Due to her lack of the headscarf, a US journalist was denied an interview with the president of Iran.

CNN's Chief international anchor Christiane Amanpour refused to wear a hijab for the interview . The interview was called off after Amanpour refused to wear a hijab .

New York, September 23: Iranian President Ebrahim Raisi cancelled a scheduled meeting with the US journalist on Thursday because she refused to wear a hijab for the meeting.The meeting came after a woman in police custody was killed for breaking hijab rules, according to CNN's Chief international anchor Christiane Amanpour.Amanpour said on Twitter that she was supposed to wear a headscarf, but that the interview was cancelled due to her refusal.During President Raisis' visit to NY for the United Nations General Assembly, the anchor said she wanted to address the escalating demonstrations in Iran, which include a number of cases in which women are burning their hijabs to condemn Mahsa Amini's death in police detention.We were set after weeks of preparation and eight hours of operation with translation equipment, LEDs, and cameras.

She waited 40 minutes for the President to attend the interview, but it was called off.An aide arrived 40 minutes after the interview was due to begin.Since it is the holy months of Muharram and Safar, the president, he said, said I should wear a headcarf.I politely declined.

When I have interviewed them outside Iran, I pointed out that no previous Iranian president has required this, Amanpour said as she shared a snapshot of herself, without a hijab, standing in front of a empty chair.The interview was called off after Amanpour refused to wear the Hijab repeatedly, but it was cancelled.And so we walked away.The interview was never conducted.
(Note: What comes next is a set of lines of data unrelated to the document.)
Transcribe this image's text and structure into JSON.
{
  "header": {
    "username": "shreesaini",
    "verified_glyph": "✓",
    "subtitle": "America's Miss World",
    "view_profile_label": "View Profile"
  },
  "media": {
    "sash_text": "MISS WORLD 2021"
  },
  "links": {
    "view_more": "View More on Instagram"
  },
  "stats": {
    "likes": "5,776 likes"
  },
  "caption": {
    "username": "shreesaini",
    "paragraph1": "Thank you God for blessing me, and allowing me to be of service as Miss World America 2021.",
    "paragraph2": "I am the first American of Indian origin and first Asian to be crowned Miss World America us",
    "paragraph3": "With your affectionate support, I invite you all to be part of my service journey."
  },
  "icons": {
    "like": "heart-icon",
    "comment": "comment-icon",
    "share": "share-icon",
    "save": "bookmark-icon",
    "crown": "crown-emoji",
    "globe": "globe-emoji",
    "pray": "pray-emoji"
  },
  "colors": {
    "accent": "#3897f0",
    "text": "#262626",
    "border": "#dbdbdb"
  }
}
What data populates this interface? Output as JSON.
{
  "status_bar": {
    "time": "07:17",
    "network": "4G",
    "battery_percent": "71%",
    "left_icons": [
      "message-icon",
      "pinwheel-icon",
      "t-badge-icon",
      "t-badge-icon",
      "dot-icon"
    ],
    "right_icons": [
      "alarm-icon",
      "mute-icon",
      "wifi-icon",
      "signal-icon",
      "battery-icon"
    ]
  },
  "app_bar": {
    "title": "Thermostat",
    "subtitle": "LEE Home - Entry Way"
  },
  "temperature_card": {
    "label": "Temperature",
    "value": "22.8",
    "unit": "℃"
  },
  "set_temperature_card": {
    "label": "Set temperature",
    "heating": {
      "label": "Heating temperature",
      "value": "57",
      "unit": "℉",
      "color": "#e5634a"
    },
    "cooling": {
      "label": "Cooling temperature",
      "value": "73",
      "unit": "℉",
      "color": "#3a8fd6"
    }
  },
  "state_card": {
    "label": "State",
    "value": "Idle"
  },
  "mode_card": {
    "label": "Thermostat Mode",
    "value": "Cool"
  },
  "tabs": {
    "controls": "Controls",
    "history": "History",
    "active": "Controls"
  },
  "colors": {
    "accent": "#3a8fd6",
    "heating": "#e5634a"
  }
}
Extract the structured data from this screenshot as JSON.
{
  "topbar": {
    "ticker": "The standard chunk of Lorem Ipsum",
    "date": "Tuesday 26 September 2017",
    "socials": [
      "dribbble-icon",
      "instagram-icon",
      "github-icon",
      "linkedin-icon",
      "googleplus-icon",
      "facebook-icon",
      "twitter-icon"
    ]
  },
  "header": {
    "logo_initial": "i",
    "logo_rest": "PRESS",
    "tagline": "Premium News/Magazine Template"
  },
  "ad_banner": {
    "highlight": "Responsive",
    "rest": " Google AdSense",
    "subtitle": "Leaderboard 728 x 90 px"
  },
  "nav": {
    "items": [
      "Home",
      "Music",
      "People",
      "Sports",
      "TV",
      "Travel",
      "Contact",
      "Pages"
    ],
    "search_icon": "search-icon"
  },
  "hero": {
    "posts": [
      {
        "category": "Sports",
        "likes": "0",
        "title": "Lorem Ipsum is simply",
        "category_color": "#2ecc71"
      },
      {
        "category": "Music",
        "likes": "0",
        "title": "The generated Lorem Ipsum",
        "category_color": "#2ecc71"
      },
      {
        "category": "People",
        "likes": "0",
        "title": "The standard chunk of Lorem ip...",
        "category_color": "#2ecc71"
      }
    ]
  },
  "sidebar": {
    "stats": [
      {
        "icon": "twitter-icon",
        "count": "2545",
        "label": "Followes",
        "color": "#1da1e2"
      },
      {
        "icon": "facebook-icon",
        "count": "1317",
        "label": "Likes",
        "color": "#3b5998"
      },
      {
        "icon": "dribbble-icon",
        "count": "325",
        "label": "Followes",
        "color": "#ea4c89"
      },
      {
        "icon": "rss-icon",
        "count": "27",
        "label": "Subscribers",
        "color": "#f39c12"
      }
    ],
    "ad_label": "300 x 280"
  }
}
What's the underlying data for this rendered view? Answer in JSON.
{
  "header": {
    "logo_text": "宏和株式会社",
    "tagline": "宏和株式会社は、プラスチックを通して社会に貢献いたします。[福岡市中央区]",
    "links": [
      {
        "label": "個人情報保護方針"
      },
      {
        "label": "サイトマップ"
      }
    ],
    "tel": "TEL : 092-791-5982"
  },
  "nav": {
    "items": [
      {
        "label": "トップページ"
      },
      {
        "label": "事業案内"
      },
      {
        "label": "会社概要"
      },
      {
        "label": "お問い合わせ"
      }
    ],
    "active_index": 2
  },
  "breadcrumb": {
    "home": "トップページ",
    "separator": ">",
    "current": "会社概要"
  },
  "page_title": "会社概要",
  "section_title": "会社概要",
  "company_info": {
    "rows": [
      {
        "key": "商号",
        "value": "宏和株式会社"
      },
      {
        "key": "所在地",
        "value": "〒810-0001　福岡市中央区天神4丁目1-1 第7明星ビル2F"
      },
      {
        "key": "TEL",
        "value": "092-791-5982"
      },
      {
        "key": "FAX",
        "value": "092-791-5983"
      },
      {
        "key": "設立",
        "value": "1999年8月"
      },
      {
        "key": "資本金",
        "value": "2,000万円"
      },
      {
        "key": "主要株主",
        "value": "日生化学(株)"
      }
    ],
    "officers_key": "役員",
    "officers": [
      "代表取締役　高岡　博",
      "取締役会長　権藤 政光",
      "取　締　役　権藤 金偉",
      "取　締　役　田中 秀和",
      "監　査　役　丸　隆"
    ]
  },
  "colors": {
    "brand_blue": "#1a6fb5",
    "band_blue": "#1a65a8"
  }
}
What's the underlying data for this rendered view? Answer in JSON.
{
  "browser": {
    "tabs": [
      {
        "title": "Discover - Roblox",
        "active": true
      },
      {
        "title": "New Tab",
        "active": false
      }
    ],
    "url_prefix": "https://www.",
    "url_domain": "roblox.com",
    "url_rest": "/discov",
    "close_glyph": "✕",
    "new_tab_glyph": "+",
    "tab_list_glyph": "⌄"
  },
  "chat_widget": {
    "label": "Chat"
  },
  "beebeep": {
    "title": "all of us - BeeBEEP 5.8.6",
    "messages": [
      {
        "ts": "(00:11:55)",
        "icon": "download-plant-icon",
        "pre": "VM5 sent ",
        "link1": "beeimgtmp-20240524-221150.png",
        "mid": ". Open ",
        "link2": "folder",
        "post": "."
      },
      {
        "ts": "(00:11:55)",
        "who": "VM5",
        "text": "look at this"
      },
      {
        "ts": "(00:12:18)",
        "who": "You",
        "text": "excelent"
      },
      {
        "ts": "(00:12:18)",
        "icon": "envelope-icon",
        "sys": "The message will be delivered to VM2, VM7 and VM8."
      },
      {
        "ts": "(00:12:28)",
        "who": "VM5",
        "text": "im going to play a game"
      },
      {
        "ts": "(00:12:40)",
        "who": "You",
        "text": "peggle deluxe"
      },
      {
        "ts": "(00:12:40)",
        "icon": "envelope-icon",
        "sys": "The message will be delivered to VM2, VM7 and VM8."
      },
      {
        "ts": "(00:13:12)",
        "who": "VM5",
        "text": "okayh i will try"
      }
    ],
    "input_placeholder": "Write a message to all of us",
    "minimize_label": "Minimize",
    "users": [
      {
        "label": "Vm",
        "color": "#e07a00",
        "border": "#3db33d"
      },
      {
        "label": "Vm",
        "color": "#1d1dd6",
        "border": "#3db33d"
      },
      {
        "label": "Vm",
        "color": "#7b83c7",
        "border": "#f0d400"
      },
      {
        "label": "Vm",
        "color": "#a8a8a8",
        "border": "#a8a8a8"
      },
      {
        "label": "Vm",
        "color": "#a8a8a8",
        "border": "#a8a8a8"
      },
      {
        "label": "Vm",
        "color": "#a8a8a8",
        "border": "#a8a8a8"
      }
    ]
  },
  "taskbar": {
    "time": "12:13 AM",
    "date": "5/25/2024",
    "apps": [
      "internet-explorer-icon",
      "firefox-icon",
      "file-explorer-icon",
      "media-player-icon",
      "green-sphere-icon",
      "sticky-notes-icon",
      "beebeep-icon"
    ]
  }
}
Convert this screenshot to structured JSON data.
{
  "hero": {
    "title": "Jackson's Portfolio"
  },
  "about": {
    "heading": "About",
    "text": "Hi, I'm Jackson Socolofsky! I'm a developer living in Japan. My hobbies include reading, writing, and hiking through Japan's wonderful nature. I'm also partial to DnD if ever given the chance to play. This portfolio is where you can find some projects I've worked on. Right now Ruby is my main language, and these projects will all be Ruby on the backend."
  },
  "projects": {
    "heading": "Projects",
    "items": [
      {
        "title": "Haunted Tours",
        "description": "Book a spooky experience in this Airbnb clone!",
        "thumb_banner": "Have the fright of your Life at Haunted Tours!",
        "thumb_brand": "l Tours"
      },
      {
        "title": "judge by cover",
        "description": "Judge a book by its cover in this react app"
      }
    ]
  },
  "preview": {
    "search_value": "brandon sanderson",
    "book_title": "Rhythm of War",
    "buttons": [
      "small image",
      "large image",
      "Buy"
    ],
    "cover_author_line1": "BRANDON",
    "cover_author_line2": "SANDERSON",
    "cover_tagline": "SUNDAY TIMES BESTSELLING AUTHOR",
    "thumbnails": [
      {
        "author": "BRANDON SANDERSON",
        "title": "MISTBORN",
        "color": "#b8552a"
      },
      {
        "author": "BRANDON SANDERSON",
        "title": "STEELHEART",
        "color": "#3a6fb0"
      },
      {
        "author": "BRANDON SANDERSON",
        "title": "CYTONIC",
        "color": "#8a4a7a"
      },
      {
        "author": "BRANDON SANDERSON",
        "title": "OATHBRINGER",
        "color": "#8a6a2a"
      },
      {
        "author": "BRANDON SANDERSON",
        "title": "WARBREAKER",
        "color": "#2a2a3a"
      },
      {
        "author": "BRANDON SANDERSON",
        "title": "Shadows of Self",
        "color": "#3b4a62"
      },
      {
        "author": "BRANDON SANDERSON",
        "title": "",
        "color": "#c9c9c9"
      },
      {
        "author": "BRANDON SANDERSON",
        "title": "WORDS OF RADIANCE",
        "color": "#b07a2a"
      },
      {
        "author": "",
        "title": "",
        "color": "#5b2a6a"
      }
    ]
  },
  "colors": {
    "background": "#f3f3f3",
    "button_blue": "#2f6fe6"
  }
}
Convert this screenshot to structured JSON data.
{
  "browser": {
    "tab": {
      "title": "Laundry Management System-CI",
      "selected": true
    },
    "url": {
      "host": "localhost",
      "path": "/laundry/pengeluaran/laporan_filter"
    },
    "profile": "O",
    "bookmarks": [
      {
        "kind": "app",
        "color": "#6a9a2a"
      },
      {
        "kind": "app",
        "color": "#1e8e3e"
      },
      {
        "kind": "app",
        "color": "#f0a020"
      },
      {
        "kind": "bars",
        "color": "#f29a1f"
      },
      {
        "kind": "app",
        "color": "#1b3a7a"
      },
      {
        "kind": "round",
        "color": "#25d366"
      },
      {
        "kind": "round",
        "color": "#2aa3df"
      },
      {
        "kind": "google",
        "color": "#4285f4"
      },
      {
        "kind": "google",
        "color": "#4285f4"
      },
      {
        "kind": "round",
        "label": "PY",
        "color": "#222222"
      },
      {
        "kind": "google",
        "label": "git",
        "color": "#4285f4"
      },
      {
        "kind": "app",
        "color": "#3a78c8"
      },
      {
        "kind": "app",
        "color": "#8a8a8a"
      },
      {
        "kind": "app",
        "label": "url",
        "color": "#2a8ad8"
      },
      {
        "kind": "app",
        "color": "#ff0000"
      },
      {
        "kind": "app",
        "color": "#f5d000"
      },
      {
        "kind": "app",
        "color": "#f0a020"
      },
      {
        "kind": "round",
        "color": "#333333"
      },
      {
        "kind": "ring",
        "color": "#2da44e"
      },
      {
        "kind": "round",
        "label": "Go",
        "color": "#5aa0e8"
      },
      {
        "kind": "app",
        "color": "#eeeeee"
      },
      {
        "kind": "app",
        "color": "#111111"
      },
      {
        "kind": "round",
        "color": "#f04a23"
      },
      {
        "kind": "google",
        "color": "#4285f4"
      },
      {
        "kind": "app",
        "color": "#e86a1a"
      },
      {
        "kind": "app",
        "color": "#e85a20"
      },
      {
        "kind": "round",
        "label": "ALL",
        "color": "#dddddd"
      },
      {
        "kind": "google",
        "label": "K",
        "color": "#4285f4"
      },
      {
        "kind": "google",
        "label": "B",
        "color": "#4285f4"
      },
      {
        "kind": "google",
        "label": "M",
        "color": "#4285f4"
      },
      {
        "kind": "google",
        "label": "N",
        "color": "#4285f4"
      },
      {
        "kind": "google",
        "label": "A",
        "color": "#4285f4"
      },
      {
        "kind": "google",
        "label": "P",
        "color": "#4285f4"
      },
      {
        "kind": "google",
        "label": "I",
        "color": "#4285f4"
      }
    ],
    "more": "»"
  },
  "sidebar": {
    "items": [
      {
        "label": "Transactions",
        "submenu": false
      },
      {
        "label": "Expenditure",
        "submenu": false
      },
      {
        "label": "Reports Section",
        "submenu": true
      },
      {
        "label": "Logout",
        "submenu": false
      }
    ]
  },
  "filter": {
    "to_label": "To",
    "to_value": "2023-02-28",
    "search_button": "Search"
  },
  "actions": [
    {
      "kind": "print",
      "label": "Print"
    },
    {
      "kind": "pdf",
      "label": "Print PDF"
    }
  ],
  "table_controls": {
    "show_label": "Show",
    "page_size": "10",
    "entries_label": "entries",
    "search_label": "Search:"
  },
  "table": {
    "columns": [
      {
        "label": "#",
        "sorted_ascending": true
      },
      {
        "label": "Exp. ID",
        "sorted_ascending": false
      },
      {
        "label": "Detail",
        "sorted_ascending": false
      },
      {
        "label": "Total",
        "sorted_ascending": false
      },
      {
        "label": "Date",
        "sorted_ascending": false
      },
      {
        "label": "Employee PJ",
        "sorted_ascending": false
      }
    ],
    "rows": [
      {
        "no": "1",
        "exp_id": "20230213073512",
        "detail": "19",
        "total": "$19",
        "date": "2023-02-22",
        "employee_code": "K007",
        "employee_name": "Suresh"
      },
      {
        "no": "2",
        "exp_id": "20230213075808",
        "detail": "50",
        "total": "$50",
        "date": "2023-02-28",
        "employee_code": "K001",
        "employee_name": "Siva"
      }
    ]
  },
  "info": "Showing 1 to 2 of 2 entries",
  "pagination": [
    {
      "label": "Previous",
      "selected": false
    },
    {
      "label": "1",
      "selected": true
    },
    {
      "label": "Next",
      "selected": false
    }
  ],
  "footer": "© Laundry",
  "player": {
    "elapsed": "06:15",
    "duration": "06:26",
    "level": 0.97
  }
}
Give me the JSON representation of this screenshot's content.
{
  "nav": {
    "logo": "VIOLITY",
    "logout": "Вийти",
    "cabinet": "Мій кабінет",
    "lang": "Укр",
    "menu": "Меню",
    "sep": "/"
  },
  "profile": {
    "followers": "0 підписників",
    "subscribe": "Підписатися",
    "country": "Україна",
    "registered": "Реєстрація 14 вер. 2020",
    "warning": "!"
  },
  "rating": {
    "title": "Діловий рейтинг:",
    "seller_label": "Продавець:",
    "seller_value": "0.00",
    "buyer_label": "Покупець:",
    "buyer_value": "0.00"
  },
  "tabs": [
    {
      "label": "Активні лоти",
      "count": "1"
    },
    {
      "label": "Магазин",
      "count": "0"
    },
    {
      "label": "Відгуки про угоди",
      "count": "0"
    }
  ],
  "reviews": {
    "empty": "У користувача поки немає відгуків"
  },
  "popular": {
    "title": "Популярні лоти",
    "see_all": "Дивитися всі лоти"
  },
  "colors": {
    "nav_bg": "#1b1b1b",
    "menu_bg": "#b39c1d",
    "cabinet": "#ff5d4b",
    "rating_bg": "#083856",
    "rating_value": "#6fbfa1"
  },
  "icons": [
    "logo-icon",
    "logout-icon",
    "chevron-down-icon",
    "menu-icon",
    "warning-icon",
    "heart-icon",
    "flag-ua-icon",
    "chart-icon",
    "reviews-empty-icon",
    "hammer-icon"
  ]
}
On Wednesday, proponents in Iran escalated, throwing stones at security forces.The protesters screamed anti-government slogans and threw stones at Iranian authorities, according to a press release released by the UN Human Rights Office on Wednesday.Police used tear gas and arrest to disperse crowds of up to 1,000 people as street demonstrations expanded to 15 cities.In a statement, UN experts called for immediate action against peaceful protesters and human rights campaigners in Iran.According to Al Jazeera, Mahsa Amini, 22, was arrested by a special police unit while on a trip to Tehran with her family and subjected to brutal dress codes that strip women of bodily integrity and the rights of thought, expression, and belief.

She died and her body was taken to the medical examiners office on Friday, according to Al Jazeera.Following the death of Mahsa Amini, 22 years old, many women protesters cut their hair and wore hijabs to protest the mandatory veiling of women, according to Iranian President Ebrahim Raisi, the group, which is now known as the Gasht-e Ershad (Guidance Patrol), has been reopened in Iran.According to Al Jazeera, the general dress code, which includes all nationalities and faiths, not just Iranian Muslims, requires women to cover their hair and neck with a headscarf.Over the years, women have pushed back, especially in the major cities, putting their headscarves far back on their heads to reveal their hair.